A two-time Olympian, Michelle Roark skied professionally for more than 16 years before becoming a full-time entrepreneur. During that illustrious run, Roark was known for her ability to maintain both a laser-sharp focus and a beaming smile in the heat of competition — no matter how tough her life off the slopes got.
In addition to competing in the 2006 and 2010 Olympic Winter Games, the high-energy go-getter competed in 150 World Cup races (winning six) while earning her chemical engineering degree. Her Denver-based fragrance company, Phia Lab, started with a natural perfume that Roark created to help herself visualize success on the slopes.
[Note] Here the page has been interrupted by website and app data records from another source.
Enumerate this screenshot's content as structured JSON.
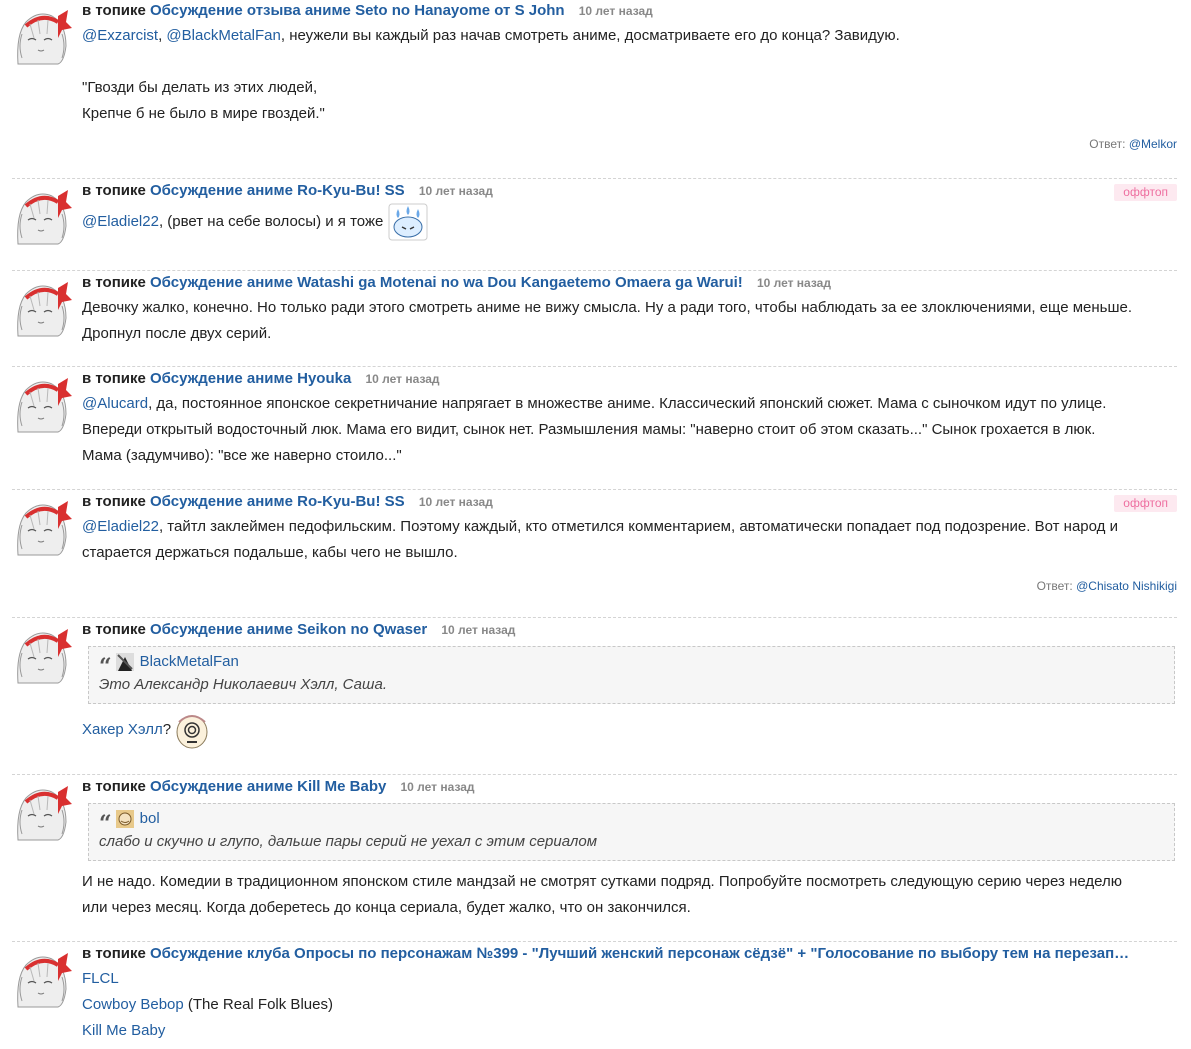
{
  "comments": [
    {
      "in_topic": "в топике",
      "topic": "Обсуждение отзыва аниме Seto no Hanayome от S John",
      "time": "10 лет назад",
      "mention1": "@Exzarcist",
      "sep": ", ",
      "mention2": "@BlackMetalFan",
      "text": ", неужели вы каждый раз начав смотреть аниме, досматриваете его до конца? Завидую.",
      "poem1": "\"Гвозди бы делать из этих людей,",
      "poem2": "Крепче б не было в мире гвоздей.\"",
      "reply_label": "Ответ:",
      "reply_user": "@Melkor"
    },
    {
      "in_topic": "в топике",
      "topic": "Обсуждение аниме Ro-Kyu-Bu! SS",
      "time": "10 лет назад",
      "offtop": "оффтоп",
      "mention": "@Eladiel22",
      "text": ", (рвет на себе волосы) и я тоже",
      "emoji": "crying-emoji"
    },
    {
      "in_topic": "в топике",
      "topic": "Обсуждение аниме Watashi ga Motenai no wa Dou Kangaetemo Omaera ga Warui!",
      "time": "10 лет назад",
      "text1": "Девочку жалко, конечно. Но только ради этого смотреть аниме не вижу смысла. Ну а ради того, чтобы наблюдать за ее злоключениями, еще меньше.",
      "text2": "Дропнул после двух серий."
    },
    {
      "in_topic": "в топике",
      "topic": "Обсуждение аниме Hyouka",
      "time": "10 лет назад",
      "mention": "@Alucard",
      "text1": ", да, постоянное японское секретничание напрягает в множестве аниме. Классический японский сюжет. Мама с сыночком идут по улице.",
      "text2": "Впереди открытый водосточный люк. Мама его видит, сынок нет. Размышления мамы: \"наверно стоит об этом сказать...\" Сынок грохается в люк.",
      "text3": "Мама (задумчиво): \"все же наверно стоило...\""
    },
    {
      "in_topic": "в топике",
      "topic": "Обсуждение аниме Ro-Kyu-Bu! SS",
      "time": "10 лет назад",
      "offtop": "оффтоп",
      "mention": "@Eladiel22",
      "text1": ", тайтл заклеймен педофильским. Поэтому каждый, кто отметился комментарием, автоматически попадает под подозрение. Вот народ и",
      "text2": "старается держаться подальше, кабы чего не вышло.",
      "reply_label": "Ответ:",
      "reply_user": "@Chisato Nishikigi"
    },
    {
      "in_topic": "в топике",
      "topic": "Обсуждение аниме Seikon no Qwaser",
      "time": "10 лет назад",
      "quote_user": "BlackMetalFan",
      "quote_text": "Это Александр Николаевич Хэлл, Саша.",
      "link": "Хакер Хэлл",
      "text": "?",
      "emoji": "dizzy-emoji"
    },
    {
      "in_topic": "в топике",
      "topic": "Обсуждение аниме Kill Me Baby",
      "time": "10 лет назад",
      "quote_user": "bol",
      "quote_text": "слабо и скучно и глупо, дальше пары серий не уехал с этим сериалом",
      "text1": "И не надо. Комедии в традиционном японском стиле мандзай не смотрят сутками подряд. Попробуйте посмотреть следующую серию через неделю",
      "text2": "или через месяц. Когда доберетесь до конца сериала, будет жалко, что он закончился."
    },
    {
      "in_topic": "в топике",
      "topic": "Обсуждение клуба Опросы по персонажам №399 - \"Лучший женский персонаж сёдзё\" + \"Голосование по выбору тем на перезап…",
      "link1": "FLCL",
      "link2": "Cowboy Bebop",
      "text2": " (The Real Folk Blues)",
      "link3": "Kill Me Baby"
    }
  ],
  "colors": {
    "link": "#225ea0",
    "offtop_text": "#ee6fa0",
    "offtop_bg": "#fde9f0",
    "time": "#888888"
  }
}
Here, Roark shares how the right scent, paired with the ancient technique of visualization, can help anyone compete in business or in sports.
THE ROOTS OF A DREAM
When I was five years old and living in a small town in Utah, my dad took me to a natural gas plant. There was massive equipment everywhere, and I saw this lady in a hard hat telling all the men what to do. I said, “Daddy, what does she do?” He answered, “She’s a chemical engineer, honey.” And I said, “That’s what I want to be.” I also knew from a very young age that I wanted to compete in the Olympics — and eventually took up downhill mogul skiing. I never doubted either dream, and both have led me to where I am today.
FINDING POSITIVITY IN TOUGH TIMES
My parents divorced when I was 15, and my mom was really unhappy. She ended up kicking me out of the house. I didn’t understand it then, but it was the best thing that could have happened to me. I’m pretty sure that if I hadn’t left that negative environment, my childhood dreams would not have come true.
“In the days leading up to a competition, I would practice the art of visualization, imagining myself skiing skillfully and effortlessly, rather than focusing on the outcome.”
After I left home, I enrolled in a new high school. I camped and couched-surfed my way through my teens. To support myself, I worked at a movie theater, a T-shirt shop and a bakery. I got depressed and lonely at times.
Eventually, I qualified for the U.S. Ski Team when I was 16, and I got sponsored right away. That wasn’t easy either; I kept blowing out my knee in training, and it was several years before I actually got to compete in a World Cup. But I stayed focused on my dream, and eventually, I got my shot.
STAYING IN ‘THE ZONE’ IN TIMES OF STRESS
If we did not perform well at every World Cup, we’d lose our sponsors and get shipped home. You had to excel every single time. Athletes are always looking for an edge. We have a competition playlist. We wear our lucky socks. My secret: In the days leading up to a competition, I would practice the art of visualization, imagining myself skiing skillfully and effortlessly, rather than focusing on the outcome. There were skiers who were all about winning. But that doesn’t always make you the happiest person, and it will not lead to consistent success. My other ritual was to take the day off before a competition. I wouldn’t even look at the course. My teammates and coaches thought I was crazy. But while they were out studying the course and getting stressed out, I was going shopping and looking at pink sparkly things that made me feel good! I was getting into the mindset of what I wanted my outcome to be.
VISUALIZING SUCCESS WITH ALL FIVE SENSES
I learned about visualization from a sports psychologist while I was training for my first World Cup. She told me I should visualize success on the slopes by using all five of my senses. I could hear success, see it, touch it, and taste it. But I couldn’t smell it. That’s what gave me the idea to find my competition scent — and eventually led me to create my own fragrance business.
By that point, I was studying chemical engineering at Colorado School of Mines. I took courses to become a certified perfumer, bought every antique perfume book I could find and started making scents to boost my personal energy.
No matter what your field, success in anything comes when you make sure the energy around you is strong and positive. Attitude goes a long way, as does learning how to visualize an ultimate goal without getting hung up on the little stuff. For me, that's been so important. Nothing in my life, including my business, has come to fruition until I've clearly visualized it.